Some historians argue that this insult was one of the things that set York on a path towards claiming the throne himself, which he did in 1460. However, at the time there was no sign Richard was estranged from the court or that he intended to assert his right to the throne; he appeared to be happy to support Henry VI. It was only later, after Henry’s authority had largely collapsed, that he would claim the crown himself.

Originally posted 28th September 2023

This Friday is Michaelmas, the feast day of Michael and All Angels, which was also the first day of the mediaeval fiscal year, the end of harvest time and the beginning of winter. It was one of the four “quarter days” on which servants were hired and rent was due and still begins one of the four terms of the courts of England and Wales. The association with court terms is also mediaeval: during the reign of Edward III in the 1300s, the duties of local justices of the peace were regularised to include holding judicial sessions during four seasons of the year, beginning at Michaelmas, Epiphany, Easter, and the Translation of St Thomas. These were known as quarter sessions and continued until they were abolished in 1971.

Since Michaelmas was the beginning of the fiscal year, lords’ household accounts were kept from Michaelmas to Michaelmas. These included the amount of grain, wine and beer, and other staple foodstuffs that were supplied to the household - and which of the lord’s manors they came from - as well as stable supplies and the number of horses, and the guests that the lord had hosted. They also listed other outgoings such as alms for the poor. The steward of the household, who kept these accounts, was a trained professional; beginning in the reign of Henry III in the 1200s, courses in household management were available in Oxford.

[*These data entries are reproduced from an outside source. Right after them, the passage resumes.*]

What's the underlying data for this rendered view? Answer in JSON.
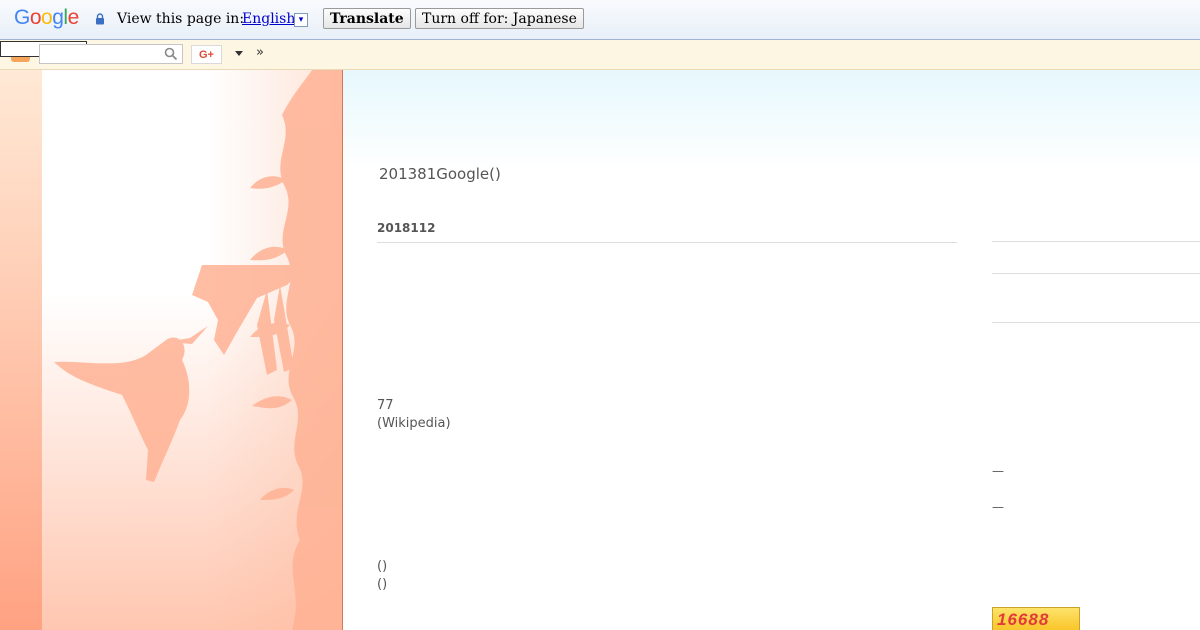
{
  "translate_bar": {
    "logo_letters": [
      "G",
      "o",
      "o",
      "g",
      "l",
      "e"
    ],
    "logo_colors": [
      "#4285f4",
      "#ea4335",
      "#fbbc05",
      "#4285f4",
      "#34a853",
      "#ea4335"
    ],
    "view_label": "View this page in:",
    "language": "English",
    "language_arrow": "▾",
    "translate_button": "Translate",
    "turn_off_button": "Turn off for: Japanese"
  },
  "navbar": {
    "gplus_label": "G+",
    "more_label": "»"
  },
  "header": {
    "blog_title": "201381Google()"
  },
  "post": {
    "date": "2018112",
    "lines_a": [
      "77",
      "(Wikipedia)"
    ],
    "lines_b": [
      "()",
      "()"
    ]
  },
  "sidebar": {
    "dash_1": "—",
    "dash_2": "—",
    "thumbnail_text": "16688"
  },
  "colors": {
    "accent": "#f7a55a",
    "divider": "#d3795a"
  }
}
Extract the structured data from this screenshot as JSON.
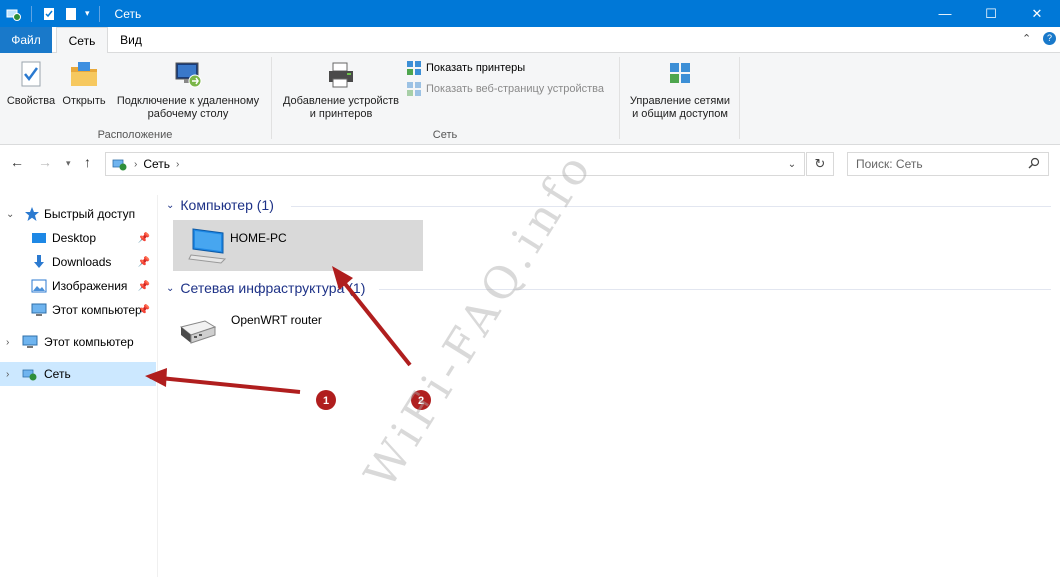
{
  "window": {
    "title": "Сеть",
    "controls": {
      "minimize": "—",
      "maximize": "☐",
      "close": "✕"
    }
  },
  "ribbon": {
    "tabs": [
      {
        "label": "Файл"
      },
      {
        "label": "Сеть"
      },
      {
        "label": "Вид"
      }
    ],
    "groups": {
      "location": {
        "label": "Расположение",
        "buttons": [
          {
            "label": "Свойства"
          },
          {
            "label": "Открыть"
          },
          {
            "label_line1": "Подключение к удаленному",
            "label_line2": "рабочему столу"
          }
        ]
      },
      "network": {
        "label": "Сеть",
        "add_devices_line1": "Добавление устройств",
        "add_devices_line2": "и принтеров",
        "show_printers": "Показать принтеры",
        "show_device_page": "Показать веб-страницу устройства"
      },
      "manage": {
        "label_line1": "Управление сетями",
        "label_line2": "и общим доступом"
      }
    }
  },
  "address": {
    "path": "Сеть",
    "search_placeholder": "Поиск: Сеть"
  },
  "nav": {
    "quick_access": "Быстрый доступ",
    "items": [
      {
        "label": "Desktop"
      },
      {
        "label": "Downloads"
      },
      {
        "label": "Изображения"
      },
      {
        "label": "Этот компьютер"
      }
    ],
    "this_pc": "Этот компьютер",
    "network": "Сеть"
  },
  "content": {
    "groups": [
      {
        "header": "Компьютер (1)",
        "items": [
          {
            "name": "HOME-PC"
          }
        ]
      },
      {
        "header": "Сетевая инфраструктура (1)",
        "items": [
          {
            "name": "OpenWRT router"
          }
        ]
      }
    ]
  },
  "annotations": {
    "marker1": "1",
    "marker2": "2",
    "watermark": "WiFi-FAQ.info",
    "color": "#b01e1e"
  }
}
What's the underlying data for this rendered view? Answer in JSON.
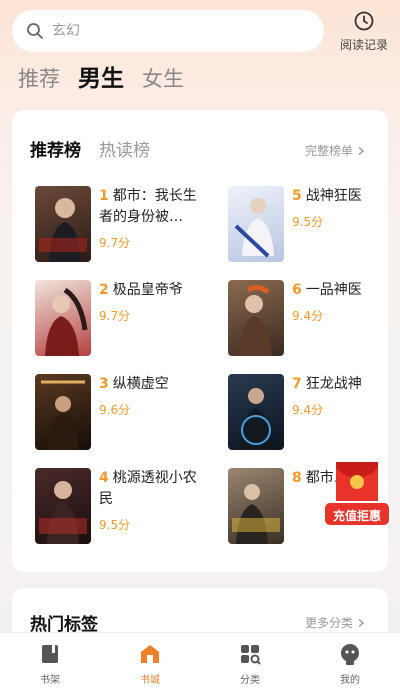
{
  "search": {
    "placeholder": "玄幻"
  },
  "history": {
    "label": "阅读记录"
  },
  "channels": [
    {
      "label": "推荐"
    },
    {
      "label": "男生",
      "active": true
    },
    {
      "label": "女生"
    }
  ],
  "ranking": {
    "tabs": [
      {
        "label": "推荐榜",
        "active": true
      },
      {
        "label": "热读榜"
      }
    ],
    "more_label": "完整榜单",
    "books": [
      {
        "rank": "1",
        "title": "都市：我长生者的身份被…",
        "score": "9.7分",
        "cover_color": "#4a2f2a"
      },
      {
        "rank": "2",
        "title": "极品皇帝爷",
        "score": "9.7分",
        "cover_color": "#8a2f2f"
      },
      {
        "rank": "3",
        "title": "纵横虚空",
        "score": "9.6分",
        "cover_color": "#3a2418"
      },
      {
        "rank": "4",
        "title": "桃源透视小农民",
        "score": "9.5分",
        "cover_color": "#3b1f1f"
      },
      {
        "rank": "5",
        "title": "战神狂医",
        "score": "9.5分",
        "cover_color": "#cfd8ea"
      },
      {
        "rank": "6",
        "title": "一品神医",
        "score": "9.4分",
        "cover_color": "#5a3a2a"
      },
      {
        "rank": "7",
        "title": "狂龙战神",
        "score": "9.4分",
        "cover_color": "#1f2a3a"
      },
      {
        "rank": "8",
        "title": "都市…",
        "score": "",
        "cover_color": "#5a4a3a"
      }
    ]
  },
  "hot_tags": {
    "title": "热门标签",
    "more_label": "更多分类"
  },
  "packet": {
    "label": "充值拒惠"
  },
  "nav": [
    {
      "label": "书架",
      "icon": "bookshelf-icon"
    },
    {
      "label": "书城",
      "icon": "store-icon",
      "active": true
    },
    {
      "label": "分类",
      "icon": "category-icon"
    },
    {
      "label": "我的",
      "icon": "profile-icon"
    }
  ],
  "colors": {
    "accent": "#f07f2a",
    "score": "#f39a2b"
  }
}
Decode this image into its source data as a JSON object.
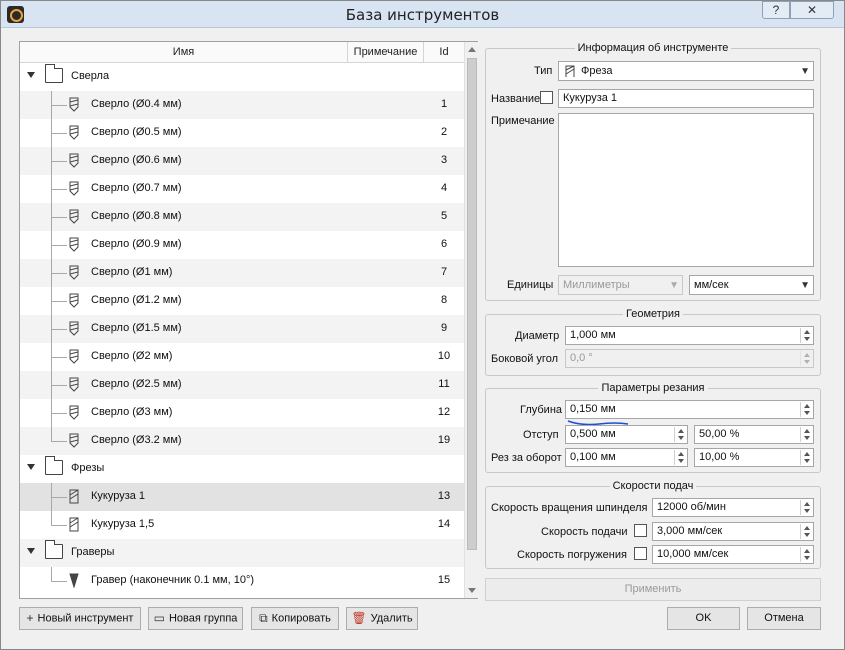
{
  "window": {
    "title": "База инструментов",
    "help_label": "?",
    "close_label": "✕"
  },
  "tree": {
    "headers": {
      "name": "Имя",
      "note": "Примечание",
      "id": "Id"
    },
    "groups": [
      {
        "label": "Сверла",
        "items": [
          {
            "label": "Сверло (Ø0.4 мм)",
            "id": "1"
          },
          {
            "label": "Сверло (Ø0.5 мм)",
            "id": "2"
          },
          {
            "label": "Сверло (Ø0.6 мм)",
            "id": "3"
          },
          {
            "label": "Сверло (Ø0.7 мм)",
            "id": "4"
          },
          {
            "label": "Сверло (Ø0.8 мм)",
            "id": "5"
          },
          {
            "label": "Сверло (Ø0.9 мм)",
            "id": "6"
          },
          {
            "label": "Сверло (Ø1 мм)",
            "id": "7"
          },
          {
            "label": "Сверло (Ø1.2 мм)",
            "id": "8"
          },
          {
            "label": "Сверло (Ø1.5 мм)",
            "id": "9"
          },
          {
            "label": "Сверло (Ø2 мм)",
            "id": "10"
          },
          {
            "label": "Сверло (Ø2.5 мм)",
            "id": "11"
          },
          {
            "label": "Сверло (Ø3 мм)",
            "id": "12"
          },
          {
            "label": "Сверло (Ø3.2 мм)",
            "id": "19"
          }
        ]
      },
      {
        "label": "Фрезы",
        "items": [
          {
            "label": "Кукуруза 1",
            "id": "13"
          },
          {
            "label": "Кукуруза 1,5",
            "id": "14"
          }
        ]
      },
      {
        "label": "Граверы",
        "items": [
          {
            "label": "Гравер (наконечник 0.1 мм, 10°)",
            "id": "15"
          }
        ]
      }
    ]
  },
  "info": {
    "title": "Информация об инструменте",
    "type_label": "Тип",
    "type_value": "Фреза",
    "name_label": "Название",
    "name_value": "Кукуруза 1",
    "note_label": "Примечание",
    "units_label": "Единицы",
    "units_value": "Миллиметры",
    "speed_units_value": "мм/сек"
  },
  "geometry": {
    "title": "Геометрия",
    "diameter_label": "Диаметр",
    "diameter_value": "1,000 мм",
    "side_angle_label": "Боковой угол",
    "side_angle_value": "0,0 °"
  },
  "cutting": {
    "title": "Параметры резания",
    "depth_label": "Глубина",
    "depth_value": "0,150 мм",
    "offset_label": "Отступ",
    "offset_value": "0,500 мм",
    "offset_pct": "50,00 %",
    "per_rev_label": "Рез за оборот",
    "per_rev_value": "0,100 мм",
    "per_rev_pct": "10,00 %"
  },
  "feeds": {
    "title": "Скорости подач",
    "spindle_label": "Скорость вращения шпинделя",
    "spindle_value": "12000 об/мин",
    "feed_label": "Скорость подачи",
    "feed_value": "3,000 мм/сек",
    "plunge_label": "Скорость погружения",
    "plunge_value": "10,000 мм/сек"
  },
  "buttons": {
    "apply": "Применить",
    "new_tool": "Новый инструмент",
    "new_group": "Новая группа",
    "copy": "Копировать",
    "delete": "Удалить",
    "ok": "OK",
    "cancel": "Отмена"
  },
  "colors": {
    "annotation": "#1a4fd6",
    "selected_row": "#e2e2e2"
  }
}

Michaelmas also has special food-related traditions. The Michaelmas Goose is traditionally eaten on Michaelmas after being fattened on the stubble left from the harvest and it is a traditional time for goose fairs; the Nottingham Goose Fair is still held over a week around Michaelmas, though geese are no longer available there for purchase. Legend has it that the association between Michaelmas and geese began with Elizabeth I, who is said to have been eating goose when she got the news of the defeat of the Spanish Armada and to have resolved to always eat it on Michaelmas day. It is also traditionally the end of the blackberry season; it’s said that on this day the Devil was thrown out of heaven and landed in a blackberry bush. In his rage, he stamped and spat on the blackberries (and in some versions urinated on them), making them inedible.